"We can officially confirm that 'The KalKanon Incident' will be developed to completion, with the initial goals for game content (8 hours), along with ports to BOTH PlayStation 4 and Xbox One!" Comcept revealed on Kickstater. "The rights to Red Ash will be retained by comcept. We're excited to find such a great partner in Fuze who believes in our vision in its pure form. In addition, comcept will retain rights to creative discretion and decisions in game development."
Thanks to this announcement, we will be re-purposing the KS for stretch goals to make the game even better.July 30, 2015
It seems unlikely that the Kickstarter campaign will succeed, but it will continue to forge ahead, as Comcept said backers should consider their pledges "a contribution to stretch goals from here on out." It didn't reveal what those stretch goals are, however, saying only, "We're very busy with many behind-the-scenes things over here, and we apologize if you feel left in the dark." Potentially complicating the situation even further is how Comcept described Fuze's role as "join[ing] your ranks as backers," and while that could be simply a poor choice of words, it also implies that the Kickstarter is a success.
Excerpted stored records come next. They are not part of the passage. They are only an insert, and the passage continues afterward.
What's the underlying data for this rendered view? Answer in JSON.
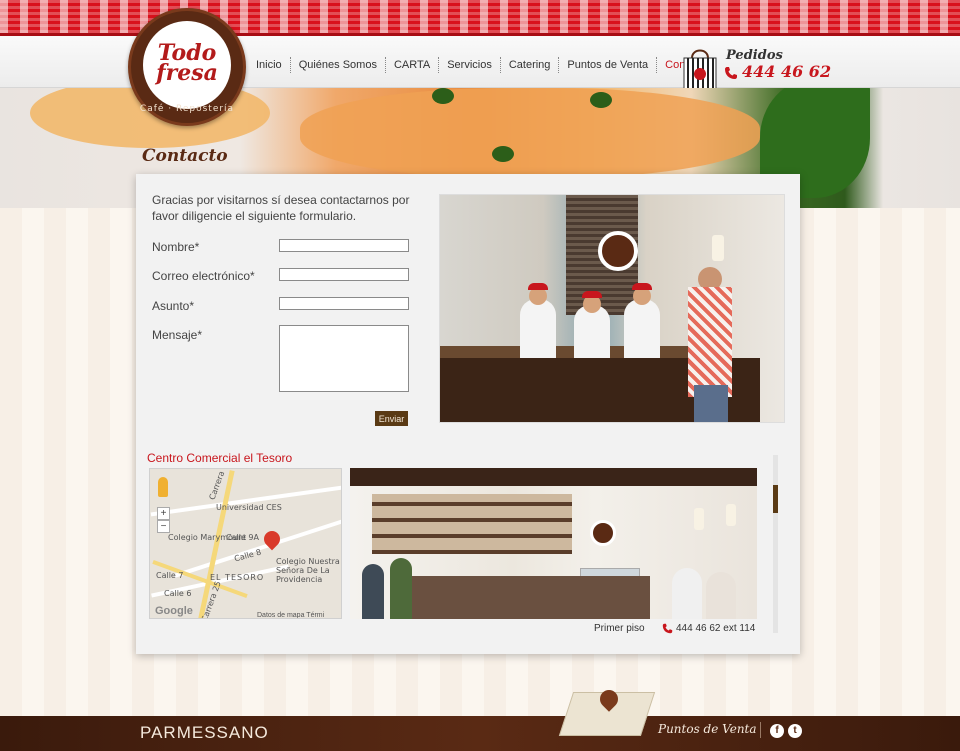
{
  "header": {
    "logo_title": "Todo fresa",
    "logo_subtitle": "Café · Repostería",
    "nav": [
      {
        "label": "Inicio"
      },
      {
        "label": "Quiénes Somos"
      },
      {
        "label": "CARTA"
      },
      {
        "label": "Servicios"
      },
      {
        "label": "Catering"
      },
      {
        "label": "Puntos de Venta"
      },
      {
        "label": "Contacto"
      }
    ],
    "active_nav": "Contacto",
    "pedidos_label": "Pedidos",
    "pedidos_phone": "444 46 62"
  },
  "page": {
    "heading": "Contacto"
  },
  "form": {
    "intro": "Gracias por visitarnos sí desea contactarnos por favor diligencie el siguiente formulario.",
    "fields": [
      {
        "label": "Nombre*",
        "value": ""
      },
      {
        "label": "Correo electrónico*",
        "value": ""
      },
      {
        "label": "Asunto*",
        "value": ""
      },
      {
        "label": "Mensaje*",
        "value": ""
      }
    ],
    "submit_label": "Enviar"
  },
  "location": {
    "title": "Centro Comercial el Tesoro",
    "floor": "Primer piso",
    "phone": "444 46 62 ext 114",
    "map": {
      "labels": {
        "universidad": "Universidad CES",
        "colegio_marymount": "Colegio Marymount",
        "colegio_providencia": "Colegio Nuestra Señora De La Providencia",
        "el_tesoro": "EL TESORO",
        "carrera_25": "Carrera 25",
        "carrera_top": "Carrera",
        "calle_9a": "Calle 9A",
        "calle_8": "Calle 8",
        "calle_7": "Calle 7",
        "calle_6": "Calle 6"
      },
      "zoom_in": "+",
      "zoom_out": "−",
      "google": "Google",
      "terms": "Datos de mapa   Térmi"
    }
  },
  "footer": {
    "brand": "PARMESSANO",
    "puntos_label": "Puntos de Venta",
    "social": [
      "facebook-icon",
      "twitter-icon"
    ]
  },
  "colors": {
    "brand_red": "#c8161d",
    "brand_brown": "#5a2a14",
    "panel_bg": "#f2f2f2"
  }
}
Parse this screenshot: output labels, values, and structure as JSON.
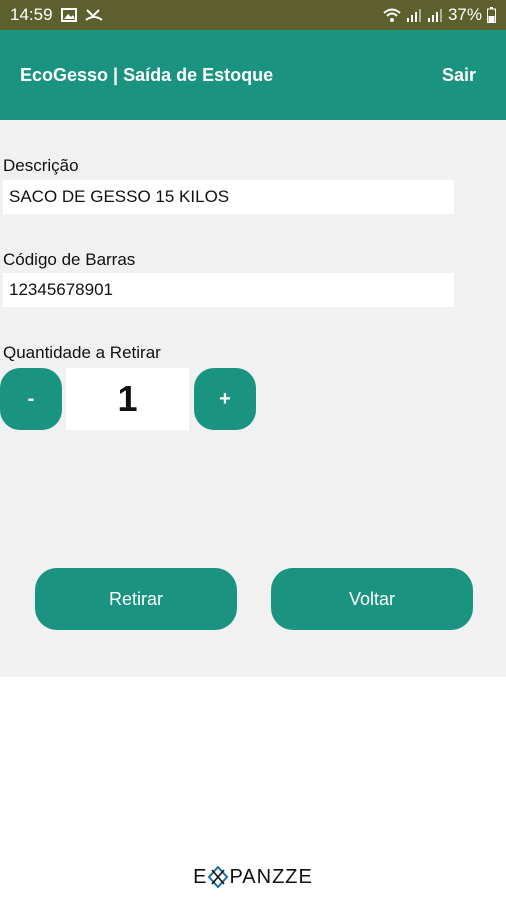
{
  "status_bar": {
    "time": "14:59",
    "battery": "37%"
  },
  "app_bar": {
    "title": "EcoGesso | Saída de Estoque",
    "exit_label": "Sair"
  },
  "form": {
    "description_label": "Descrição",
    "description_value": "SACO DE GESSO 15 KILOS",
    "barcode_label": "Código de Barras",
    "barcode_value": "12345678901",
    "quantity_label": "Quantidade a Retirar",
    "quantity_value": "1",
    "decrement_label": "-",
    "increment_label": "+"
  },
  "actions": {
    "withdraw_label": "Retirar",
    "back_label": "Voltar"
  },
  "footer": {
    "logo_prefix": "E",
    "logo_suffix": "PANZZE"
  },
  "colors": {
    "primary": "#1a9381",
    "status_bar": "#5d5f2c",
    "content_bg": "#f1f1f1"
  }
}
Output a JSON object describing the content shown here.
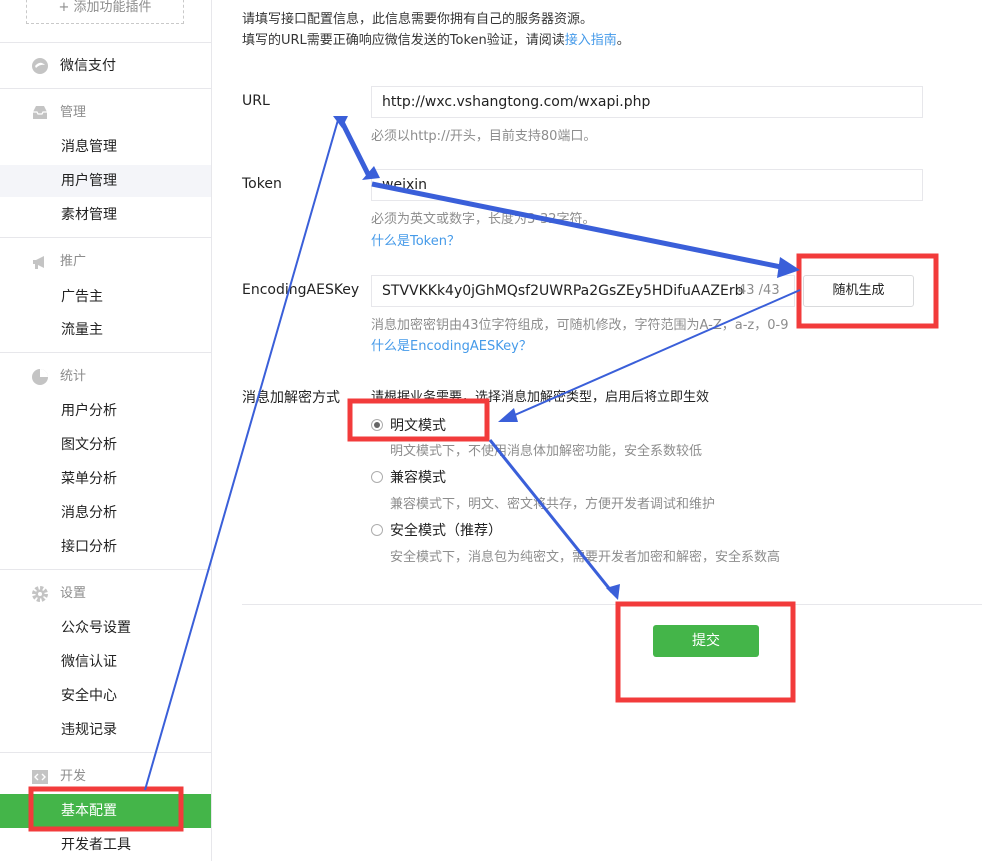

And in some ways it is. The game is being made, and going by the bulk of the comments following the announcement, that's all that most people care about. It's also possible that the Kickstarter will achieve its goal, and that the money raised will go toward stretch goals, as promised. But changing gears like this midway through a funding campaign and asking backers to keep throwing money at it while offering no indication as to what will actually be done with the cash feels a bit uncomfortable, doesn't it? The Red Ash Kickstarter runs until 2:30 pm EDT on August 3.